Where a line below includes the word "summary", copy that line.

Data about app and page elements
----------

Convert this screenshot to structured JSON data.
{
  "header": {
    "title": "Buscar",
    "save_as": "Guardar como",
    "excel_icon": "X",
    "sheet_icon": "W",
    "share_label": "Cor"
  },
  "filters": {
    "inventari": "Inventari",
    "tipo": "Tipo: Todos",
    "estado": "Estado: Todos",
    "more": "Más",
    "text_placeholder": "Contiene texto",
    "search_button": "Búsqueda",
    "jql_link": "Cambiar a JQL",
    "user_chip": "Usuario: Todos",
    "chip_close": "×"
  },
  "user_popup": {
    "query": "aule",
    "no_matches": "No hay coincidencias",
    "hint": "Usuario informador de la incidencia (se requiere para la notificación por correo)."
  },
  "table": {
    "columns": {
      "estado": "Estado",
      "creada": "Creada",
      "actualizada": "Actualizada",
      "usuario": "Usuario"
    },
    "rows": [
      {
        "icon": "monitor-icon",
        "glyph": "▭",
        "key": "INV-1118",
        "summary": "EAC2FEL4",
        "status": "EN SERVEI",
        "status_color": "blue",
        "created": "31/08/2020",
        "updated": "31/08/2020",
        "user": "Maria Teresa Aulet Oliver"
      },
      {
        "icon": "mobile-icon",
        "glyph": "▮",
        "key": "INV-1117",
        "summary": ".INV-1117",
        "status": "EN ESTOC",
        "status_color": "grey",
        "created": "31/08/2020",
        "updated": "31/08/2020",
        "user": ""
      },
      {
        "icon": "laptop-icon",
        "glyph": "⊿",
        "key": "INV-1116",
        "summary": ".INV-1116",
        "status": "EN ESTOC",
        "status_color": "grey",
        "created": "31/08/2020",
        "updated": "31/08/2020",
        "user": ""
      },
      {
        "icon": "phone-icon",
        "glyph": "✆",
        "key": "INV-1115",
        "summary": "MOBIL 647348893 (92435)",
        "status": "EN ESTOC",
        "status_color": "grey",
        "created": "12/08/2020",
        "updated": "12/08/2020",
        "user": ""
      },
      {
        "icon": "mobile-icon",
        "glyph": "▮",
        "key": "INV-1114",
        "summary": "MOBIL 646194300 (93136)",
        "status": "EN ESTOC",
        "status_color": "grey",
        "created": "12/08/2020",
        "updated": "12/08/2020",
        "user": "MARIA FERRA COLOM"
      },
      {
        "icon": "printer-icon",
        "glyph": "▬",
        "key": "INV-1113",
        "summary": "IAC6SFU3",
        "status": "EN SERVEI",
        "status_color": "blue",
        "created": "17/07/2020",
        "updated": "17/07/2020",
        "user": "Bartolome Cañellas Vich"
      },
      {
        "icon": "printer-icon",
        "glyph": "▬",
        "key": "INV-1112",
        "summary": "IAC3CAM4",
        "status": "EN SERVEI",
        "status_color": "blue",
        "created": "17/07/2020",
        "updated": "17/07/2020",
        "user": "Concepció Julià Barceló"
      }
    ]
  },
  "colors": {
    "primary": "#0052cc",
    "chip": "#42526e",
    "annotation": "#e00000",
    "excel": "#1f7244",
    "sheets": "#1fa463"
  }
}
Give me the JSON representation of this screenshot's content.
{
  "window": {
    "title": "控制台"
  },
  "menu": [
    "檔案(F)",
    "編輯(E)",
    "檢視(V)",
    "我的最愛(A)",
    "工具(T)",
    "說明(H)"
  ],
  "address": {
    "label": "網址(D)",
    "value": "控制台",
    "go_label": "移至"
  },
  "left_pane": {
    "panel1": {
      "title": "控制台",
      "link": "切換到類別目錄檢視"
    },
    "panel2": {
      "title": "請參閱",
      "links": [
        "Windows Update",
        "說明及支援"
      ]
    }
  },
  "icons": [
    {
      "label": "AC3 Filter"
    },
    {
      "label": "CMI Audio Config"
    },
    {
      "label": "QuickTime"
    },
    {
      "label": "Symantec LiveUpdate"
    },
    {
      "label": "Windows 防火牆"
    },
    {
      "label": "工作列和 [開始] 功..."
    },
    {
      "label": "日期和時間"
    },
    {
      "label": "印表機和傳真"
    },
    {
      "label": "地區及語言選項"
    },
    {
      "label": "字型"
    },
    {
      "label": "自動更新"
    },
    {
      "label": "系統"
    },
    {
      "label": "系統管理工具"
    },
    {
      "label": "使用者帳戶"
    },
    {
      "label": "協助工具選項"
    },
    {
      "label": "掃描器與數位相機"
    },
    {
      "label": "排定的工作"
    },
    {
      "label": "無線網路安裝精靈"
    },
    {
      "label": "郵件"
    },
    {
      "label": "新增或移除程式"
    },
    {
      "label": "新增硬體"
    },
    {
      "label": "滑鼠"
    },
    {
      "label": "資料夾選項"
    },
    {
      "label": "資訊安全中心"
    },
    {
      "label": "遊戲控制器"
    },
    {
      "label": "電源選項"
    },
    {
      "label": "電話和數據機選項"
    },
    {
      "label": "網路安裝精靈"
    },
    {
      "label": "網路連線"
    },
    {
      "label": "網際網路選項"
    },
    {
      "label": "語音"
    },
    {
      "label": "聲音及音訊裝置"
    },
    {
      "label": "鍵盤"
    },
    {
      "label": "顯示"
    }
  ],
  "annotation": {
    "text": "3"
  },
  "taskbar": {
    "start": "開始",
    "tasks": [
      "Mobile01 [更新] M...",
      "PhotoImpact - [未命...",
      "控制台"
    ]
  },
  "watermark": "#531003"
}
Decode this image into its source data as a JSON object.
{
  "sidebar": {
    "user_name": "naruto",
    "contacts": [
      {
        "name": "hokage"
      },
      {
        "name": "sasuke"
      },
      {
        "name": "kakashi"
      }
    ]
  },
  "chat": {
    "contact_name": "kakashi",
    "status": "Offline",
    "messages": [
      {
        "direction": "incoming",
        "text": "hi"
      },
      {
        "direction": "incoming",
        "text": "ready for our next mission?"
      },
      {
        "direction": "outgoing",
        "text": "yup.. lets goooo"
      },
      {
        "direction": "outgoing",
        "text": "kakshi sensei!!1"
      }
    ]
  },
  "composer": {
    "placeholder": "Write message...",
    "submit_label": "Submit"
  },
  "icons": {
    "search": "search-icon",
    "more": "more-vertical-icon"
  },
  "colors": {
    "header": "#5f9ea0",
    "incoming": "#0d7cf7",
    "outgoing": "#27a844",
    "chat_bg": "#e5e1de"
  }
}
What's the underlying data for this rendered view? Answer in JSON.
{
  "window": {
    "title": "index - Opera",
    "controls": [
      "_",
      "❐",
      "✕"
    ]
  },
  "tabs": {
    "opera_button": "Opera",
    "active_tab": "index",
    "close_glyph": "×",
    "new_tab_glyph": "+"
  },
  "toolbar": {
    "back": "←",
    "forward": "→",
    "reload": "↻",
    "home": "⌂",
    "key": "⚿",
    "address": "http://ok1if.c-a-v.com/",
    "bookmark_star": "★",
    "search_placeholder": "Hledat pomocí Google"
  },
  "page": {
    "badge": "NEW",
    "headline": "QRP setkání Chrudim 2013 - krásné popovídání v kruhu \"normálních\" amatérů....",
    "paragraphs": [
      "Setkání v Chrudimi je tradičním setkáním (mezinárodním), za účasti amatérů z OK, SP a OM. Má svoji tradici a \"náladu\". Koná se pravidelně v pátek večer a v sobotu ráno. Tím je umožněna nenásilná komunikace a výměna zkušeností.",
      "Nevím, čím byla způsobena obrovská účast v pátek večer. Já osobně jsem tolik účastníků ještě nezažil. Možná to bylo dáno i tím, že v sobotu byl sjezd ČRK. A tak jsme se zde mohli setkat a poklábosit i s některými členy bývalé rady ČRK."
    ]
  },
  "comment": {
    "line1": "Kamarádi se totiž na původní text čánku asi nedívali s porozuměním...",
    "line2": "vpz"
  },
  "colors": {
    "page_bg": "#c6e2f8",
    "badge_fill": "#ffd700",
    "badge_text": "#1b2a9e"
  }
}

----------

(EXPECTED ANSWER):
        "summary": "EAC2FEL4",
        "summary": ".INV-1117",
        "summary": ".INV-1116",
        "summary": "MOBIL 647348893 (92435)",
        "summary": "MOBIL 646194300 (93136)",
        "summary": "IAC6SFU3",
        "summary": "IAC3CAM4",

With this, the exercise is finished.